It’s been over 50 years since the author passed, but fresh perspectives have emerged about the bisexual author’s life and the inspiration for his work, by diving deeper into his memoirs and manuscripts.
Brideshead Revisited glorifies the British upper-class – as rich, beautiful and bored – each with first-world problems and not much to do, but drink and be sexually adventurous. It was, after all the roaring twenties. The book draws heavily on Waugh’s bohemian times at Oxford University, just up the road from Belmond Le Manoir aux Quat’Saisons and his intense relationships with his male friends, with an LGBTQ gaze drawn firmly towards the character that is the gorgeous, charismatic and gay, Lord Sebastian Flyte. While Brideshead in the book itself is in Wiltshire and the movie filmed in Yorkshire, it is said that for Waugh, it was this very part of Oxfordshire that inspired a lot of the scene-setting and storytelling for the book.
While in the 1920s, homosexuality was still very much taboo, Oxford was said to be a hotbed of gay exploration and many of Waugh’s contemporaries corroborated. At just 19, Waugh got really close to a handsome 18-year-old Alastair Graham, who he described in his own words as “a friend of the heart”. Rich, aristocratic and dreamy, Alastair became a great love of Waugh’s life and many would say the most obvious muse for the character of Sebastian. To prove the point, in the manuscript for the book, the name Alastair appears twice, scrawled out and replaced with Sebastian.

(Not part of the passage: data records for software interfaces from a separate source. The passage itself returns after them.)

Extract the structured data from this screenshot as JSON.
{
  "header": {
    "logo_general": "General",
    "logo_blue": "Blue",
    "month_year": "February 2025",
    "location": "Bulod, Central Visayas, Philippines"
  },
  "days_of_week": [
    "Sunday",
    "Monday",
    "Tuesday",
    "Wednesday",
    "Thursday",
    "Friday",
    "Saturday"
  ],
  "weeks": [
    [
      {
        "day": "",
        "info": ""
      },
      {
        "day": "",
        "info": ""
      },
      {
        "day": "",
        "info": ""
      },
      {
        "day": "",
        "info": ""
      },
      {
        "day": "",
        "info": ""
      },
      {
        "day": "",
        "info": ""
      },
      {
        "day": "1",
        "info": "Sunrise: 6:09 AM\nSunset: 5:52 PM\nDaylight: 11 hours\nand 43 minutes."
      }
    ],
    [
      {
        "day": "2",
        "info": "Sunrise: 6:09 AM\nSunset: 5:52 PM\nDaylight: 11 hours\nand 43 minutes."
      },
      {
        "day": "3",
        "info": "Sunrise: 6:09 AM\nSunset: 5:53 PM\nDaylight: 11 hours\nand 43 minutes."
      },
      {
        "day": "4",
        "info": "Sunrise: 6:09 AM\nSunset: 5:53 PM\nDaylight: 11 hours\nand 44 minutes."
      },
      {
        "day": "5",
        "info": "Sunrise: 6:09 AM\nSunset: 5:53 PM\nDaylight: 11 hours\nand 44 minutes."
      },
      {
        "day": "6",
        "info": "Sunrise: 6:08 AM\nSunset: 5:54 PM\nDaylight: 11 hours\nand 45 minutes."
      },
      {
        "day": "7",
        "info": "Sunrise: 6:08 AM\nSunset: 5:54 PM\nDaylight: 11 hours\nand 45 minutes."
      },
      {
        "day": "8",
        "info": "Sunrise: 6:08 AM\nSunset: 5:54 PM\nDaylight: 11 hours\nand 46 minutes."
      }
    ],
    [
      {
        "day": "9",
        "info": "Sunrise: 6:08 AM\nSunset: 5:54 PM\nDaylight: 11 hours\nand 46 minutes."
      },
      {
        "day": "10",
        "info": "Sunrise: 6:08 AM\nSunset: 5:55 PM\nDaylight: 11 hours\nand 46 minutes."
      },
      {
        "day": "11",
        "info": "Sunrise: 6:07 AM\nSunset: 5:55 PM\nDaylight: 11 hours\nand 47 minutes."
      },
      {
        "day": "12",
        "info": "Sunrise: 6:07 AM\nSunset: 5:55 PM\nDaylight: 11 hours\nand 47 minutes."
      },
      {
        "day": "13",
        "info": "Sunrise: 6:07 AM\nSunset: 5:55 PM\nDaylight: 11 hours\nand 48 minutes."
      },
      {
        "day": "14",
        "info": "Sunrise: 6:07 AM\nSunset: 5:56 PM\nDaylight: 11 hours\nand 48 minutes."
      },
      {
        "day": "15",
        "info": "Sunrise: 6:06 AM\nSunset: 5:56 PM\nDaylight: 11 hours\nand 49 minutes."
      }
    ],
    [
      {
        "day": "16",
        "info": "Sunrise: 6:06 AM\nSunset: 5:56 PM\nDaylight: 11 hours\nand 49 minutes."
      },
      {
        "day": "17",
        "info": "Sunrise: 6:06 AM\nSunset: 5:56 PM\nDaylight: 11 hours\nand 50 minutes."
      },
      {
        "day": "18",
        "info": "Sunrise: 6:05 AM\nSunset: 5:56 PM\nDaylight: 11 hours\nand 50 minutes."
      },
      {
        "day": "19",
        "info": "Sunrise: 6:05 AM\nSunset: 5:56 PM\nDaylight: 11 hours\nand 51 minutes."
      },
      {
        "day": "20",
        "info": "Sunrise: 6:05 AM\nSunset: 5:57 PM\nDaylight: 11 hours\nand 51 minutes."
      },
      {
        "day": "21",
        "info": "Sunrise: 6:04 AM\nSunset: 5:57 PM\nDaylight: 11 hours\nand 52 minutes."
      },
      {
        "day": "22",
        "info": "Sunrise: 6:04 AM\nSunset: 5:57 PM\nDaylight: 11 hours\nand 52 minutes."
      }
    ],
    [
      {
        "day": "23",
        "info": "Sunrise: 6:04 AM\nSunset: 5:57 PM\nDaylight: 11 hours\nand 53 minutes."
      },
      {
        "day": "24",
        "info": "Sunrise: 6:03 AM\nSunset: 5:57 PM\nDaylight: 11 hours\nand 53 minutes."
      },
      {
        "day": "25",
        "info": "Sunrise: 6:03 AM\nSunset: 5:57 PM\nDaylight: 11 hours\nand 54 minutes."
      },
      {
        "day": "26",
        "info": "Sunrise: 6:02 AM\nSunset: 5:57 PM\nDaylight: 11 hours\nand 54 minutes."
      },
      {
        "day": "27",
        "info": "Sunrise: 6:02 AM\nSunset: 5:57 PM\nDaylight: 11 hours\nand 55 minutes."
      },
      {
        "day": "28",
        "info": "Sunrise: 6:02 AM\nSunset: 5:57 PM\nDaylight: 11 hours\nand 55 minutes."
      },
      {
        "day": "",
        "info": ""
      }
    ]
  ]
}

Waugh and Alastair remained inseparable throughout his tenure at Oxford and they would often spend time in his two-seater sports car, tearing off into the stunning Oxfordshire countryside – a romance at Belmond Le Manoir aux Quat’Saisons’ grounds perhaps – where they would drink, frolic and picnic in the woods away from prying eyes to enjoy their fondness of each other. We’d like to think that at some point, they may have even ventured onto the property and its gardens; how exciting if they did.
The jury is still out on whether the homoerotic undertones of the book reflected Waugh’s real-life with Alastair. But for us hopeless romantics, it seems pretty clear. In any case, his alluding to the love between the two men, whatever the context, inspired us immensely as travel writers, particularly as it gets closer to Valentine’s Day.
We hope that when the pandemic is over, we’ll be able to bring our own Sebastians here to celebrate a deferred Valentine’s Day and experience the romance of Belmond. Whether they’ll fall for Oxfordshire in the way we have, we’re not sure – but we reckon a stay at the Belmond Le Manoir aux Quat’Saisons should do the trick.